EXTRACTED DATA section start
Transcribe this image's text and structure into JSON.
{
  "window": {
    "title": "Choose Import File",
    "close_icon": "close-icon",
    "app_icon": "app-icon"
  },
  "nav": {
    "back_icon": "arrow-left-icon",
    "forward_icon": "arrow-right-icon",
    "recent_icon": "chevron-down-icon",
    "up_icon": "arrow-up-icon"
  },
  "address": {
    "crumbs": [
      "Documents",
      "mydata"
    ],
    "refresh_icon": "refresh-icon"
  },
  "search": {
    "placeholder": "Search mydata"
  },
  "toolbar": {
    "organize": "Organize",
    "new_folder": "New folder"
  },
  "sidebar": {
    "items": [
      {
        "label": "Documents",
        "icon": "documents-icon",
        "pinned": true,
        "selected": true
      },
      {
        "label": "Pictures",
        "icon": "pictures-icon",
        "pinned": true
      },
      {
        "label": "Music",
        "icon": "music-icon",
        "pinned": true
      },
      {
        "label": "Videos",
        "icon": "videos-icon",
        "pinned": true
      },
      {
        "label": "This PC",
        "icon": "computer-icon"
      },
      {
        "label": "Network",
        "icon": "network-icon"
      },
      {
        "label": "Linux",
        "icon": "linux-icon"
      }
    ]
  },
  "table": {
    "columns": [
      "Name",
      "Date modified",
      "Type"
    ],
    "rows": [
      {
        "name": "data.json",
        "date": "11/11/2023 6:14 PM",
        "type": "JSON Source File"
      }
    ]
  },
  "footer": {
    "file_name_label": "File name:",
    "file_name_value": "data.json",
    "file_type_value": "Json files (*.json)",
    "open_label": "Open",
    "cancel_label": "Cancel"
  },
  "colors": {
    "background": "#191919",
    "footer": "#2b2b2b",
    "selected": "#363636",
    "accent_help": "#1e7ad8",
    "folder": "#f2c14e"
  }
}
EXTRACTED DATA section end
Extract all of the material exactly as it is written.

Transcribe this image's text and structure into JSON.
{
  "window": {
    "title": "Choose Import File",
    "close_icon": "close-icon",
    "app_icon": "app-icon"
  },
  "nav": {
    "back_icon": "arrow-left-icon",
    "forward_icon": "arrow-right-icon",
    "recent_icon": "chevron-down-icon",
    "up_icon": "arrow-up-icon"
  },
  "address": {
    "crumbs": [
      "Documents",
      "mydata"
    ],
    "refresh_icon": "refresh-icon"
  },
  "search": {
    "placeholder": "Search mydata"
  },
  "toolbar": {
    "organize": "Organize",
    "new_folder": "New folder"
  },
  "sidebar": {
    "items": [
      {
        "label": "Documents",
        "icon": "documents-icon",
        "pinned": true,
        "selected": true
      },
      {
        "label": "Pictures",
        "icon": "pictures-icon",
        "pinned": true
      },
      {
        "label": "Music",
        "icon": "music-icon",
        "pinned": true
      },
      {
        "label": "Videos",
        "icon": "videos-icon",
        "pinned": true
      },
      {
        "label": "This PC",
        "icon": "computer-icon"
      },
      {
        "label": "Network",
        "icon": "network-icon"
      },
      {
        "label": "Linux",
        "icon": "linux-icon"
      }
    ]
  },
  "table": {
    "columns": [
      "Name",
      "Date modified",
      "Type"
    ],
    "rows": [
      {
        "name": "data.json",
        "date": "11/11/2023 6:14 PM",
        "type": "JSON Source File"
      }
    ]
  },
  "footer": {
    "file_name_label": "File name:",
    "file_name_value": "data.json",
    "file_type_value": "Json files (*.json)",
    "open_label": "Open",
    "cancel_label": "Cancel"
  },
  "colors": {
    "background": "#191919",
    "footer": "#2b2b2b",
    "selected": "#363636",
    "accent_help": "#1e7ad8",
    "folder": "#f2c14e"
  }
}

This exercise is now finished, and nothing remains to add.